I love award shows-I love the glamor, I love the anticipation, but mostly I love trying to predict the outcome in advance. It’s surprising how often you’re right if you take into consideration the committee’s past decisions and the patterns that emerge, but there are always films in the mix that have the potential to mess you up. That’s a good thing; that’s what makes it so much fun.
This year’s Oscar contenders make for a particularly interesting field, in my opinion. I can’t wait to see if my predictions are correct, as they were last year, or entirely off-base, as they were the year before that.

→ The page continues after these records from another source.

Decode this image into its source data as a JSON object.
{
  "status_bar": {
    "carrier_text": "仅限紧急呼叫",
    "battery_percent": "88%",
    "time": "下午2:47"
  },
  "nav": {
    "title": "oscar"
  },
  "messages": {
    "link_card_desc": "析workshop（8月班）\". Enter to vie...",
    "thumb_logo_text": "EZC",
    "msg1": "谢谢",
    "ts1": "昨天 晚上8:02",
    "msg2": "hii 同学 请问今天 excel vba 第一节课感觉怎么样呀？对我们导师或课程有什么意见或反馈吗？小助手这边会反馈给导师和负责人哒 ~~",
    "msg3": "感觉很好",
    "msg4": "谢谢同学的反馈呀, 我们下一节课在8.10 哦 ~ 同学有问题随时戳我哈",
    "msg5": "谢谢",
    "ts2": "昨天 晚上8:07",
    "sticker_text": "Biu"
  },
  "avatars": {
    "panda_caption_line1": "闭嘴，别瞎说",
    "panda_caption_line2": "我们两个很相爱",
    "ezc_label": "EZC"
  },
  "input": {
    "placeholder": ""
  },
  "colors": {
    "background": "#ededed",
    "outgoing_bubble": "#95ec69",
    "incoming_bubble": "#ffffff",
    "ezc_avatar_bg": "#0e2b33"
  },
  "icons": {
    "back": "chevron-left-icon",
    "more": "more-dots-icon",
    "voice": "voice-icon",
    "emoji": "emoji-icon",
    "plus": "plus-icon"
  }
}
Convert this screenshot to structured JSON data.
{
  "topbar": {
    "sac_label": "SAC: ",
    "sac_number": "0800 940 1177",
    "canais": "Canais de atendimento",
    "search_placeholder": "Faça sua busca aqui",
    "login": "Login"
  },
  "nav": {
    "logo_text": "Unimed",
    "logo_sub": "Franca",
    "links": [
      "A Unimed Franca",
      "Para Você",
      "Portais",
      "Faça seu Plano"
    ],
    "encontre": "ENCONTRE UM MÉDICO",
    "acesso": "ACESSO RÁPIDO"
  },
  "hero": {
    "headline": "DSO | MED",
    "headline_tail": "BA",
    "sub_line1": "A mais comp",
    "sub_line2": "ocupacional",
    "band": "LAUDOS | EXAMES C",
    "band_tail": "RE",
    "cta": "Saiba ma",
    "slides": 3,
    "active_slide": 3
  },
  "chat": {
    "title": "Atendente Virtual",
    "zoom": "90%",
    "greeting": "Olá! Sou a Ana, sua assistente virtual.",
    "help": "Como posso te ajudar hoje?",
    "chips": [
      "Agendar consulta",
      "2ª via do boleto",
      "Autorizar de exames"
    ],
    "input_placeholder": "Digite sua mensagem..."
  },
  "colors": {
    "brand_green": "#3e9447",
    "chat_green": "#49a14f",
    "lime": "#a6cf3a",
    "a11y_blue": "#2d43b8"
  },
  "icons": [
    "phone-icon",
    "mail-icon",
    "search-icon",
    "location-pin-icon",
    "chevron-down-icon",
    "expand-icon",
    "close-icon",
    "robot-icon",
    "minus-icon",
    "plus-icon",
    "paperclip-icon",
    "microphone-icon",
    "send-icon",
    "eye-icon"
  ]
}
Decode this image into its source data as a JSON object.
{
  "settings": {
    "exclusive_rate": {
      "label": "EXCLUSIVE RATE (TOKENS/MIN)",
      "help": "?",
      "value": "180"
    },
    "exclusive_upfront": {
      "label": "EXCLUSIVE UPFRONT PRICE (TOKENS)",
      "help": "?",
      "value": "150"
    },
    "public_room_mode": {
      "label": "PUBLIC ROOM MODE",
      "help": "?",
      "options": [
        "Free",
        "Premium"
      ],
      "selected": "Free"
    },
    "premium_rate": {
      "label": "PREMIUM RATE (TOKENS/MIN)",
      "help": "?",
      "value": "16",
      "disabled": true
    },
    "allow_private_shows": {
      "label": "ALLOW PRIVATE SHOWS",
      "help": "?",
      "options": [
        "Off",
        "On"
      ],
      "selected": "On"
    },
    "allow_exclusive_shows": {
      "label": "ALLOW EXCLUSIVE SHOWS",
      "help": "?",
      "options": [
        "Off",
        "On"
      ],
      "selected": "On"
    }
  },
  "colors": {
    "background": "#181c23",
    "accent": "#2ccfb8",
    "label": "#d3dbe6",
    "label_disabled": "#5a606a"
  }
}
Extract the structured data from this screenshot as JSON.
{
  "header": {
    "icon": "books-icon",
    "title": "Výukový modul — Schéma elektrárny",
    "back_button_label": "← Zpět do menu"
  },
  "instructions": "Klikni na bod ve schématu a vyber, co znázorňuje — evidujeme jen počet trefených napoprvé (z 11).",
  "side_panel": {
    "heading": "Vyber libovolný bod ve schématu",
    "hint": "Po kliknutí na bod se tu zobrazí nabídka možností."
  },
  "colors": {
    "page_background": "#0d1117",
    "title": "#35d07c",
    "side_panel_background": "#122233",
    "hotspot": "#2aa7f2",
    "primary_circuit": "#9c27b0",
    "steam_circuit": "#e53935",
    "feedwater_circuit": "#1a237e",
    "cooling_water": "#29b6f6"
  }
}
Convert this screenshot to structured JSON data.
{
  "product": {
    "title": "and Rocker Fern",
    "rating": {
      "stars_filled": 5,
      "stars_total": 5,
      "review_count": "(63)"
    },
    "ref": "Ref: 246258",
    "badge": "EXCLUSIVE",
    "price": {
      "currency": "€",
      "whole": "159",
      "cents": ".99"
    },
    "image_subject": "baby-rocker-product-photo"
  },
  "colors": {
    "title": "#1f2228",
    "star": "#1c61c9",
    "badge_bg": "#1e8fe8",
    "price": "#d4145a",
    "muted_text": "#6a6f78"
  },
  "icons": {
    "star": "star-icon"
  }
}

It seems that “12 Years a Slave” is the clear frontrunner for Best Picture, and deservedly so. “American Hustle” is a possible dark horse contender in that category, but in my opinion, it wasn’t that good. “12 Years a Slave” should have the prize, and in all likelihood, it will.
Best Supporting Actress
Lupita Nyong’o, who delivered a stunning performance as Patsey in “12 Years a Slave,” deserves to win Best Supporting Actress, as well. That category, however, is more likely to go to Jennifer Lawrence, who has won out over Lupita Nyong’o in every mainstream award show thus far. If “12 Years a Slave” is passed over for Best Picture, Nyong’o may win Best Supporting Actress as a consolation prize, but otherwise count on Lawrence.
For Best Director, the serious contenders seem to be Cuarón for “Gravity” and McQueen for “12 Years a Slave.” Either is a deserving candidate, but this award seems more likely to go to Cuarón. Say what you will about “Gravity,” it’s groundbreaking in its own right, and it was one of the year’s most talked-about movies for a reason.
The award for Best Screenplay is likely to go to “Her,” though, once again, “American Hustle” is a possible dark horse contender. In my opinion, the omission of Spike Jonze from the Best Director category was one of this year’s most serious snubs, so it’ll be good to see “Her” rewarded somewhere.
Lastly, I have a strong feeling that the award for Best Actor will go to Matthew McConaughey, an opinion in which I’m joined by most critics. There’s a chance that the Academy Awards will finally take pity on Leonardo DiCaprio, but it doesn’t seem likely.
I could be totally off base on all of these, of course. The chance that you’ll be wrong, though, is part of the fun of making predictions.